Dozens of bronze ornaments: necklaces, bracelets, greaves, decorative pins, as well as numerous human bones, were discovered in the Chełmno district (Kujawy-Pomerania Province). According to archaeologists, these are the remains of sacrificial rituals from 2,500 years ago.
Today, the site of the discovery is a drained peat bog transformed into a farmland, but in the 6th century BCE it was a lake.
The discovery was made in the Chełmno Lake District by members of the Kujawy-Pomerania History Seekers Group, who conducted searches with metal detectors, with the permission of the Kujawy-Pomerania Province Conservator of Monuments in Toruń.
After being alerted by a group of detectorists, excavations led by Wojciech Sosnowski from the Office of Conservator of Monuments in Toruń began in January. They were carried out by researchers from the Institute of Archaeology of the Nicolaus Copernicus University in Toruń and the services of the Wda Landscape Park.
Sosnowski told PAP: “In the 6th century BCE, in the early Iron Age, ritual ceremonies were held here periodically.”
In addition to valuable items lying loosely in the ground, probably displaced as a result of ploughing, the researchers also found three deposits. These accumulations of monuments have remained in the same place since they were deposited 2.5 thousand years ago.
According to the researchers, most of the items discovered during the research project are whole or damaged ornaments: necklaces, bracelets, greaves, pins with spiral heads, probably made for ceremonial purposes.
Dr. Jacek Gackowski from the Institute of Archaeology of the Nicolaus Copernicus University in Toruń, who analysed the artefacts said: “A particularly impressive object is a necklace consisting of many delicate metal and probably glass elements, decorated with a series of pendants in the shape of fish tails.”
The researchers also discovered metal parts of horse harnesses and a large number of other items. Among them there are very rarely preserved products made of organic raw materials – fabrics, antler tools in bronze sheet fittings and pieces of rope.
Most of the artefacts, according to the researchers, should be associated with the Lusatian culture. Several dozen kilometres further to the south-east, its representatives lived in the now famous fortified settlement in Biskupin. However, there are also objects that are foreign to this area and should be associated with the Scythian civilization and its influences from the area of today’s Ukraine.

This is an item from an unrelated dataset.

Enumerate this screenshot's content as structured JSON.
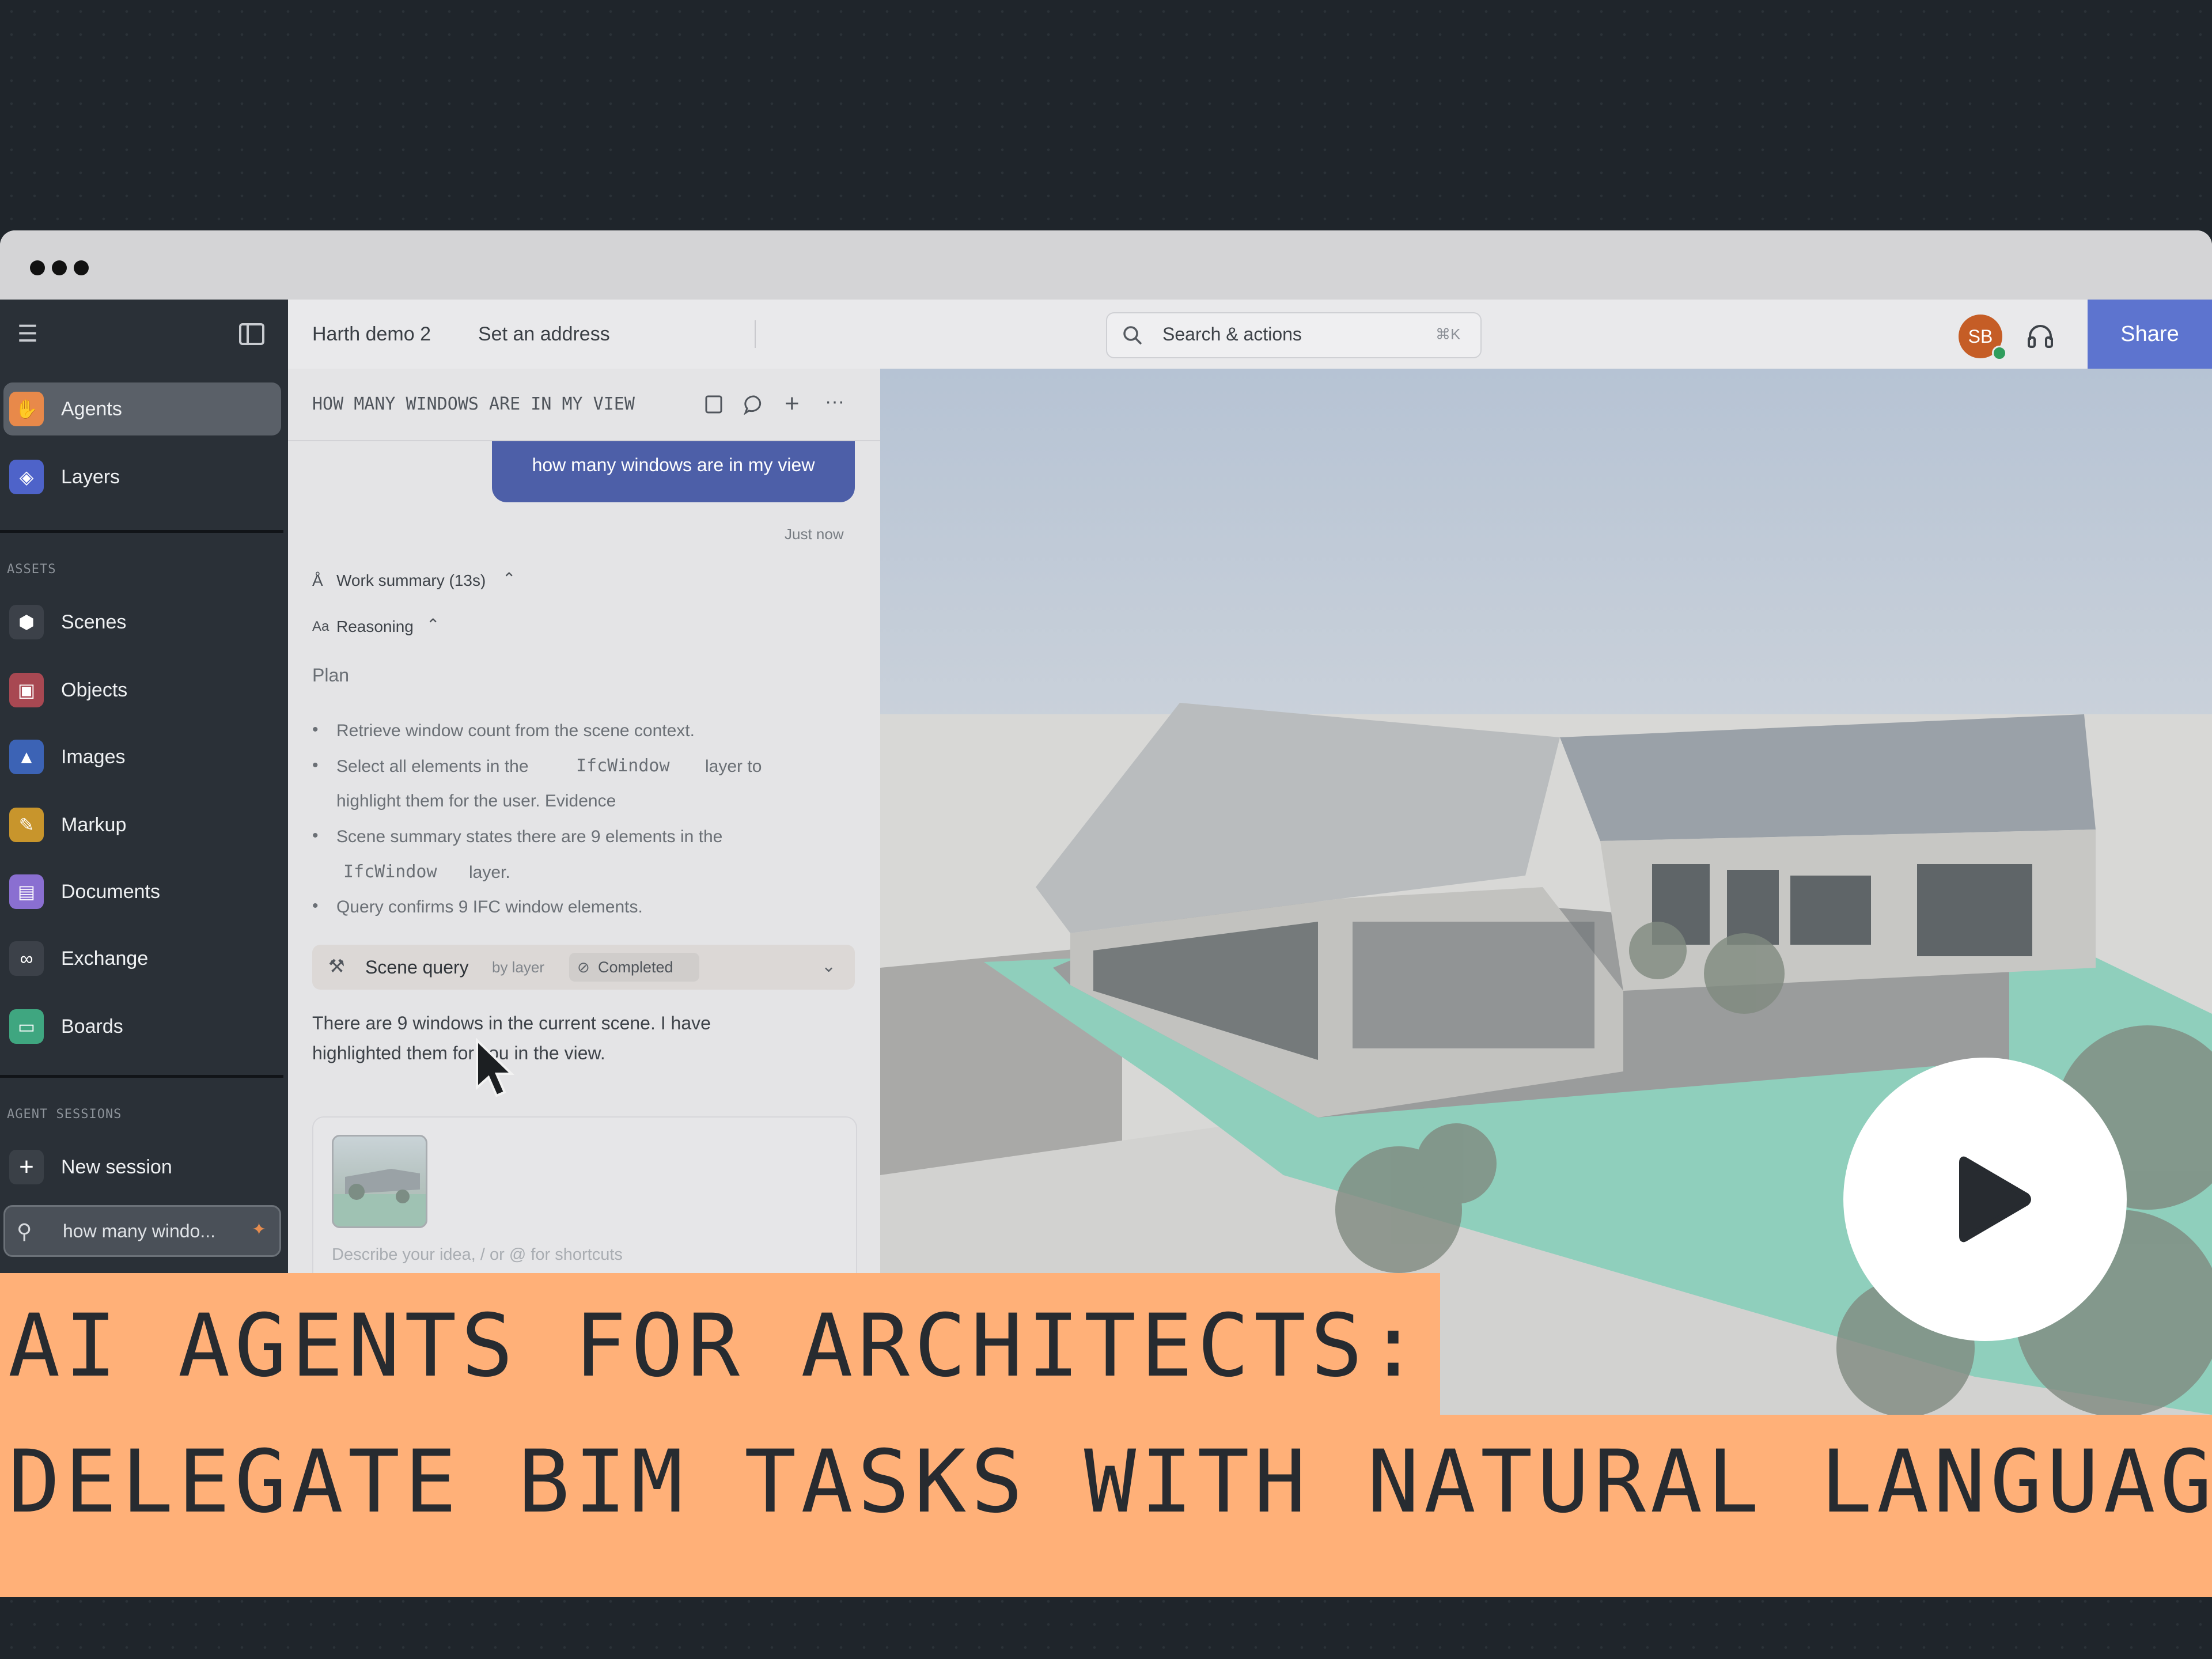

Dr. Gackowski said: “This includes temple rings – unique objects of great scientific value, because they are – so far and in such numbers – the northernmost artefacts of this type discovered in Europe.”
The researchers were surprised to find many human bones among dozens of artefacts. This suggests that it was a place where sacrifices were probably made in prehistory, and not only of valuable items.
Why were people sacrificed? According to the researchers, this was related to the period of migrations and, probably, invasions.
Gackowski said: “It was a time of growing unrest related to the penetration of groups of nomads coming from the Pontic Steppe, probably Scythians or the Neuri, into Central and Eastern Europe.
“These people, probably in order to delay the rapid changes associated with the appearance of new neighbours with a completely different organization, appearance and vision of the world, began to practice various rituals treatments. They tried to secure their existence and give ritual resistance to the imminent, as it turned out, inevitable changes.”
To date, archaeologists have collected over a hundred human bone fragments. All the remains were on the surface of a freshly ploughed field.
“At the moment, it is difficult to estimate how many people we are dealing with. It will be determined by a thorough anthropological analysis,” said Mateusz Sosnowski, an archaeologist from the Wda Landscape Park, who participated in the field work.
For security reasons and fear of robbery, archaeologists have not yet revealed the exact location of the discovery.
The custom of sinking bronze products during that period is known from other areas of Europe. Treasures from the period are also discovered in Poland, but according to scientists analysing the collection, this is the first place in Poland where people were also sacrificed.
The community described by scientists as the Lusatian culture inhabited the Vistula and Oder river basins, as well as the areas of Saxony, Brandenburg, northern Bohemia and Lusatia. Its economy was mainly based on farming and breeding horned cattle, sheep, pigs and goats.
In the beginning of the Iron Age, in addition to open settlements, forts also appeared (existing from the 8th to the 6th century BCE), considered tribal centres or places of refuge during unrest. The bronze artefacts and offerings discovered by detectorists and archaeologists come from that period.